Alaska's National Parks offer a wealth of opportunities to experience its wilderness areas firsthand. This pristine state abounds with natural wonders and beauty, attracting thousands of photographers and naturalists to its untamed back country every year. The ultimate remote getaway, Alaska demands respect for its diverse wildlife, especially its bear population; read all park materials on bear safety before embarking on your adventure.
Kenai Fjords National Park
The coastal region of Kenai Fjords National Park offers natural panoramas creating a haven for magazine cover photo opportunities. Bears, ice worms and whales call this home. Take a boat tour or kayak in an isolated fjord. Hike to the top of Harding Icefield Trail and drink in the picturesque beauty. Ranger-led guided tours are available to see an active glacier slowly creaking its way across the landscape. A durable rubberized raincoat is recommended when hiking or backpacking in the Kenai Fjords because of heavy, soaking rain that falls on the rugged coastline. Plan your trip to Kenai Fjords National Park carefully and always pack extra food and emergency first-aid supplies to be prepared for unexpected mishaps.

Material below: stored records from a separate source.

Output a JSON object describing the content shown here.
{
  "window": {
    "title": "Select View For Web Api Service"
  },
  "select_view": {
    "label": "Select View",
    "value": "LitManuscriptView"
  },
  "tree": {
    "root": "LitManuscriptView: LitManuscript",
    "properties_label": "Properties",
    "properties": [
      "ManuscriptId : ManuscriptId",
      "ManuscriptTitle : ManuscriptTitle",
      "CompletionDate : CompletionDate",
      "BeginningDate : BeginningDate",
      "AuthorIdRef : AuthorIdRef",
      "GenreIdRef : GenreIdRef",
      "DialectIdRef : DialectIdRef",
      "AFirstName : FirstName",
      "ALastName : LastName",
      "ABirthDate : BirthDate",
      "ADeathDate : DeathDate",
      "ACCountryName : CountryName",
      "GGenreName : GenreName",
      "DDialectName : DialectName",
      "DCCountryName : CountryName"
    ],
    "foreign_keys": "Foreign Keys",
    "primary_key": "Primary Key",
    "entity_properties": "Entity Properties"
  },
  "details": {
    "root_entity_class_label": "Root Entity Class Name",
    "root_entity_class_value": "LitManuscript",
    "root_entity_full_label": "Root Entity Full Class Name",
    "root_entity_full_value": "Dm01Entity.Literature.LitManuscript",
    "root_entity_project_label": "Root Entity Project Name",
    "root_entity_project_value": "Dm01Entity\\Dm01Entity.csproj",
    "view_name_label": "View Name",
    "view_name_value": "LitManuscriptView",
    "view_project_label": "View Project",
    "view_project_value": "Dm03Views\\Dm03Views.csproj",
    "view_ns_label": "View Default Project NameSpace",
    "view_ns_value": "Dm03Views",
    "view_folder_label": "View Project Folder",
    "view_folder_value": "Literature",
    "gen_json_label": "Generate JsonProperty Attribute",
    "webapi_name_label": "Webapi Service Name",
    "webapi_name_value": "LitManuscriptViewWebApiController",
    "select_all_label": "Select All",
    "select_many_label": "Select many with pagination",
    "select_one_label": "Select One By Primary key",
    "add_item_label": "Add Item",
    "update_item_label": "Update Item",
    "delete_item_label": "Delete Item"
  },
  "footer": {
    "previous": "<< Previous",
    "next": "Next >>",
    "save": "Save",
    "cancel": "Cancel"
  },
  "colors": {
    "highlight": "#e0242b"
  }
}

Kobuk Valley National Park
Kobuk Valley hosts the 25-square-mile Great Kobuk Sand Dunes comprising the Little Kobuk and Hunt River dunes. River bluffs made of sand stand 150 feet tall and contain permafrost ice wedges and fossils of extinct Ice Age mammals. Caribou numbering almost half a million migrate north in the summertime, leaving their tracks everywhere on the Great Kobuk Sand Dunes, then head south to warmer weather in the fall. Visit Onion Portage, where a tradition of caribou harvesting spanning 9,000 years still takes place as thousands of caribou traverse the aptly named Hunt River in a southerly direction during the fall. Kobuk Valley National Park offers ample opportunity for the outdoorsman, with boating, kayaking, hiking and backpacking. Fishing and wildlife watching are popular activities. In the deep midwinter, with the correct survival skills, dog-mushing is popular.
Lake Clark National Park and Preserve
Lake Clark National Park and Preserve offers unspoiled views of the Alaskan landscape and endless opportunities for outdoor enthusiasts, such as viewing the aurora borealis, snowshoeing, sledding, rock climbing, mountaineering and snowmobiling. Back-country skiing and dog-mushing are popular activities. Prepare for wilderness exploration by following the guidelines and park rules and regulations on their official site. For avid birdwatchers, Alaska provides excellent opportunities as well as rafting, day hiking, power boating and canoeing. Remember that wherever you go, leave no trace of your presence and keep Alaska's parks pristine for future generations.
Article Written By Victoria Ries
Victoria Ries is a freelance writer whose work has been published in various print magazines, including "Guideposts," "BackHome," New Homesteading" and "Mother Earth News." Ries enjoys working on diverse topics such as travel, animal rescue, health and home business. Ries is currently working on her B.A. in psychology.